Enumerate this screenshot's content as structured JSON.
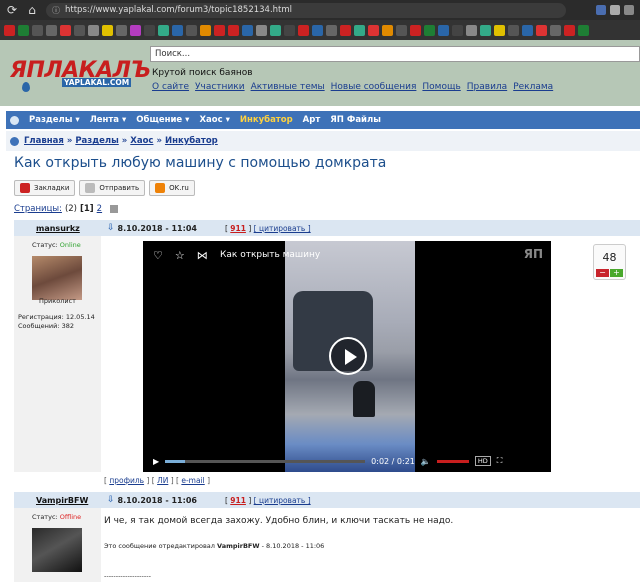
{
  "browser": {
    "url": "https://www.yaplakal.com/forum3/topic1852134.html"
  },
  "site": {
    "logo_text": "ЯПЛАКАЛЪ",
    "logo_sub": "YAPLAKAL.COM",
    "search_placeholder": "Поиск...",
    "slogan": "Крутой поиск баянов",
    "links": [
      "О сайте",
      "Участники",
      "Активные темы",
      "Новые сообщения",
      "Помощь",
      "Правила",
      "Реклама"
    ]
  },
  "nav": {
    "items": [
      "Разделы ▾",
      "Лента ▾",
      "Общение ▾",
      "Хаос ▾",
      "Инкубатор",
      "Арт",
      "ЯП Файлы"
    ]
  },
  "breadcrumb": [
    "Главная",
    "Разделы",
    "Хаос",
    "Инкубатор"
  ],
  "topic": {
    "title": "Как открыть любую машину с помощью домкрата",
    "share_buttons": [
      "Закладки",
      "Отправить",
      "OK.ru"
    ],
    "pages_label": "Страницы:",
    "pages_count": "(2)",
    "page_current": "[1]",
    "page_next": "2"
  },
  "posts": [
    {
      "author": "mansurkz",
      "date": "8.10.2018 - 11:04",
      "rep_open": "[",
      "rep_num": "911",
      "rep_close": "]",
      "quote": "[ цитировать ]",
      "status_label": "Статус:",
      "status": "Online",
      "rank": "Приколист",
      "reg": "Регистрация: 12.05.14",
      "messages": "Сообщений: 382",
      "video_title": "Как открыть машину",
      "video_time": "0:02 / 0:21",
      "video_progress": 0.1,
      "rating": "48",
      "footer": [
        "профиль",
        "ЛИ",
        "e-mail"
      ]
    },
    {
      "author": "VampirBFW",
      "date": "8.10.2018 - 11:06",
      "rep_open": "[",
      "rep_num": "911",
      "rep_close": "]",
      "quote": "[ цитировать ]",
      "status_label": "Статус:",
      "status": "Offline",
      "text": "И че, я так домой всегда захожу. Удобно блин, и ключи таскать не надо.",
      "edited_prefix": "Это сообщение отредактировал",
      "edited_user": "VampirBFW",
      "edited_date": "- 8.10.2018 - 11:06",
      "signature": "--------------------"
    }
  ]
}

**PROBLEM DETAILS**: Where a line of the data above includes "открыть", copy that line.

**ANSWER SECTION**:
    "title": "Как открыть любую машину с помощью домкрата",
      "video_title": "Как открыть машину",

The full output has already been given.